- _Provided material_
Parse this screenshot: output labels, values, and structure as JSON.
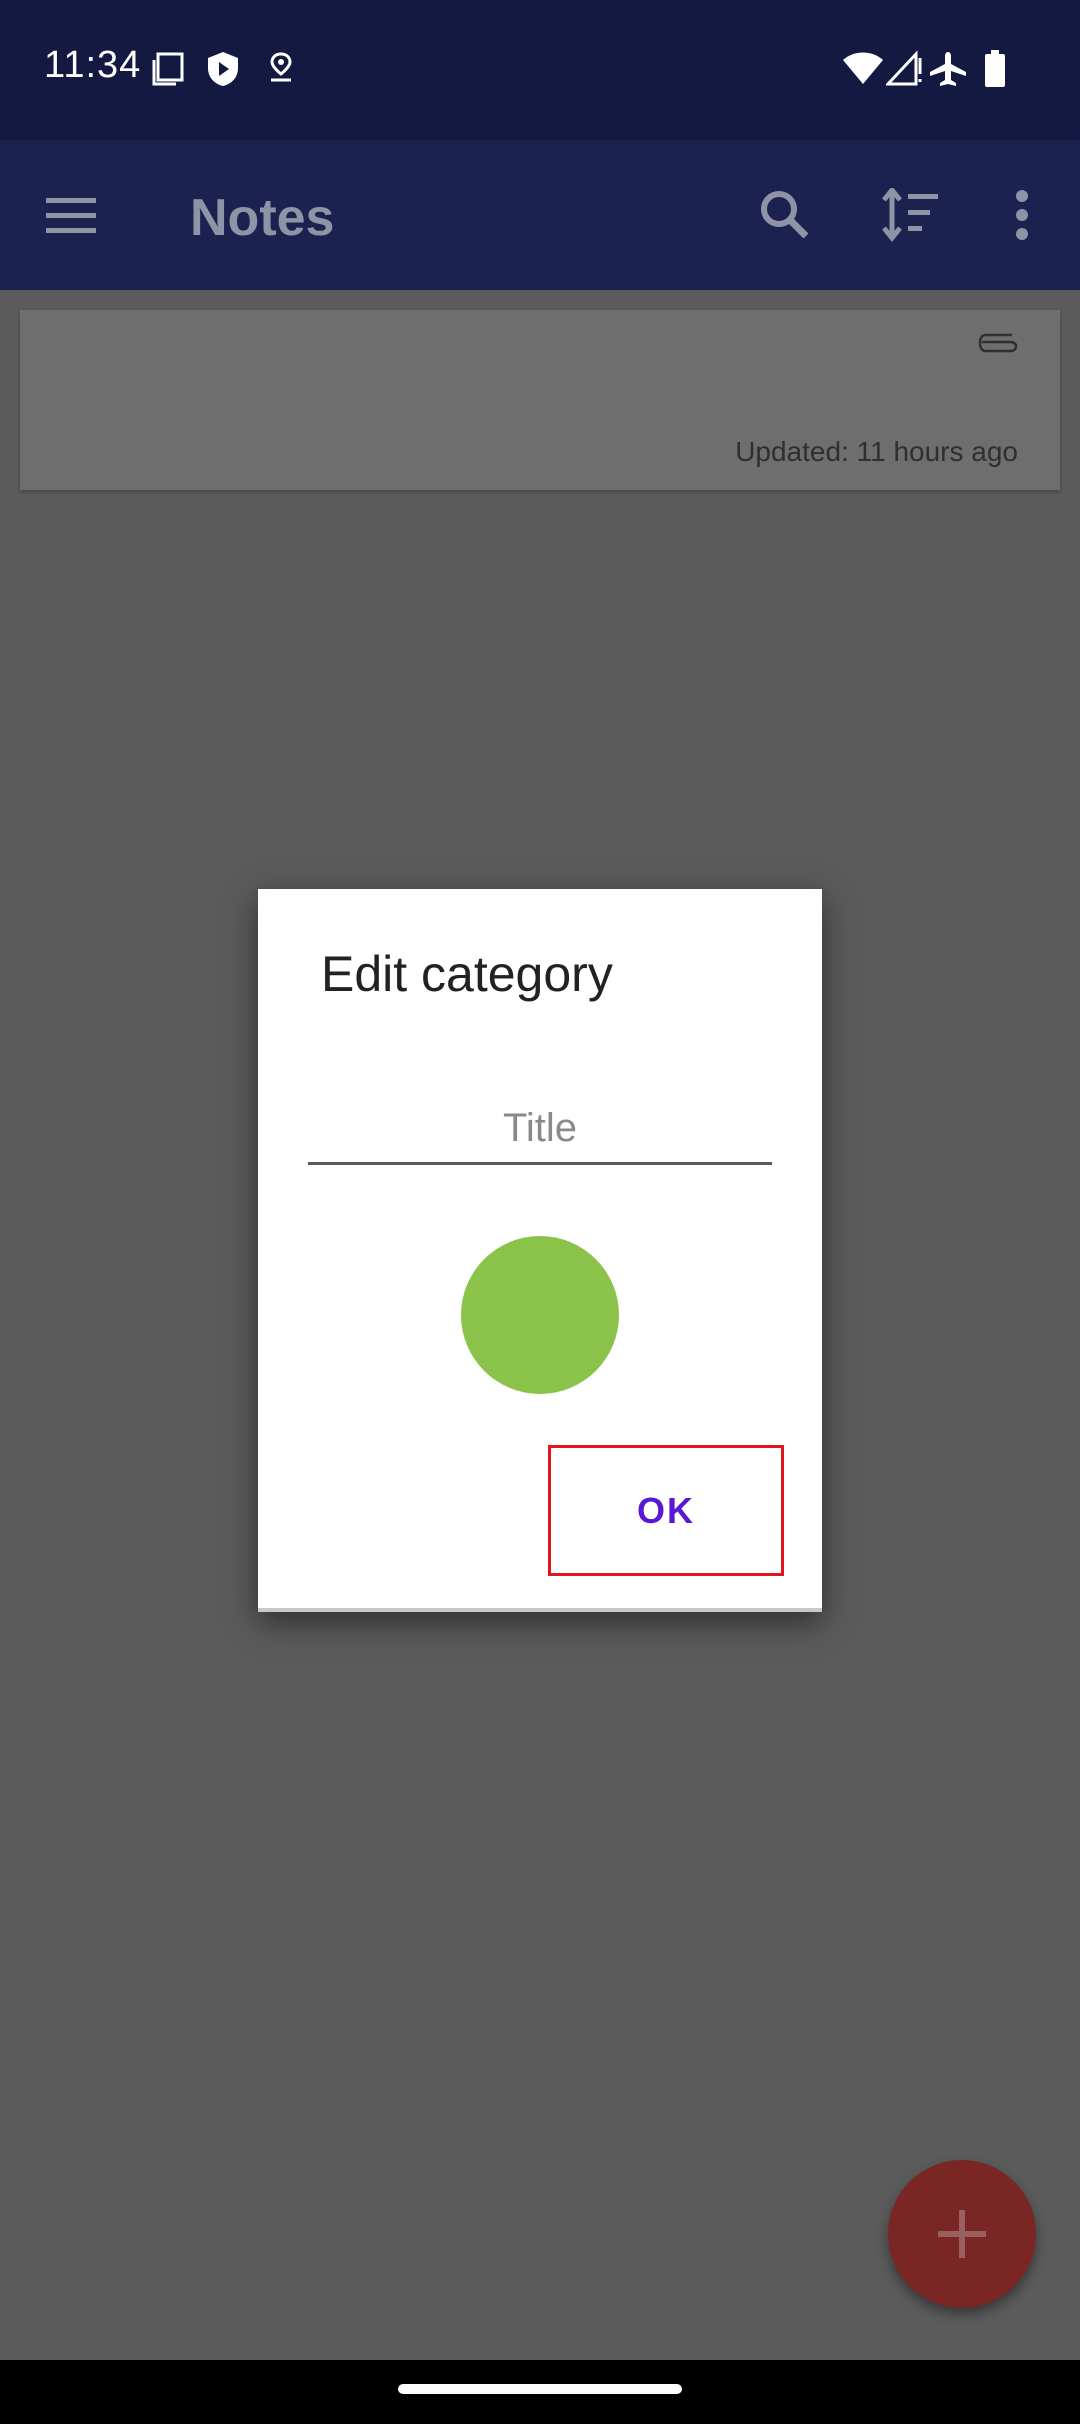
{
  "status_bar": {
    "time": "11:34",
    "left_icons": [
      "screenshot-icon",
      "shield-icon",
      "location-pin-icon"
    ],
    "right_icons": [
      "wifi-icon",
      "cell-signal-icon",
      "airplane-icon",
      "battery-icon"
    ]
  },
  "app_bar": {
    "title": "Notes",
    "icons": [
      "menu-icon",
      "search-icon",
      "sort-icon",
      "more-vert-icon"
    ]
  },
  "note": {
    "updated": "Updated: 11 hours ago",
    "icon": "paperclip-icon"
  },
  "dialog": {
    "title": "Edit category",
    "title_placeholder": "Title",
    "title_value": "",
    "color": "#8bc34a",
    "ok_label": "OK"
  },
  "fab": {
    "icon": "plus-icon",
    "color": "#7a2625"
  },
  "colors": {
    "status_bar": "#131940",
    "app_bar": "#1c2250",
    "scrim": "#5b5b5b",
    "ok_text": "#5a18d6",
    "highlight_border": "#e0161b"
  }
}
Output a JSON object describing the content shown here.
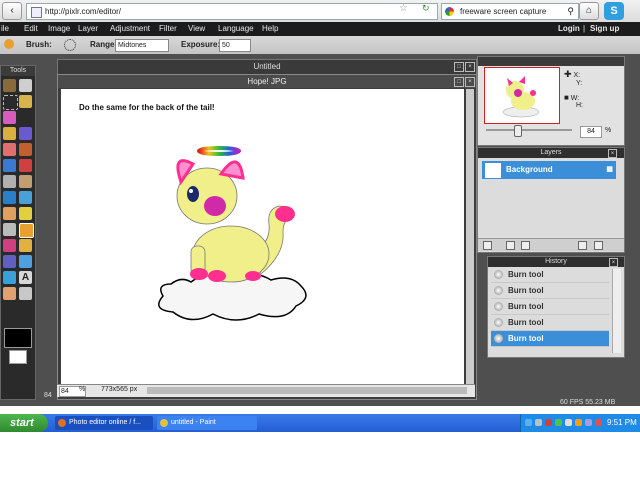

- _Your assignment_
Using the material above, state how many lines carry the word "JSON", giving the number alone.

- _Worked solution_
2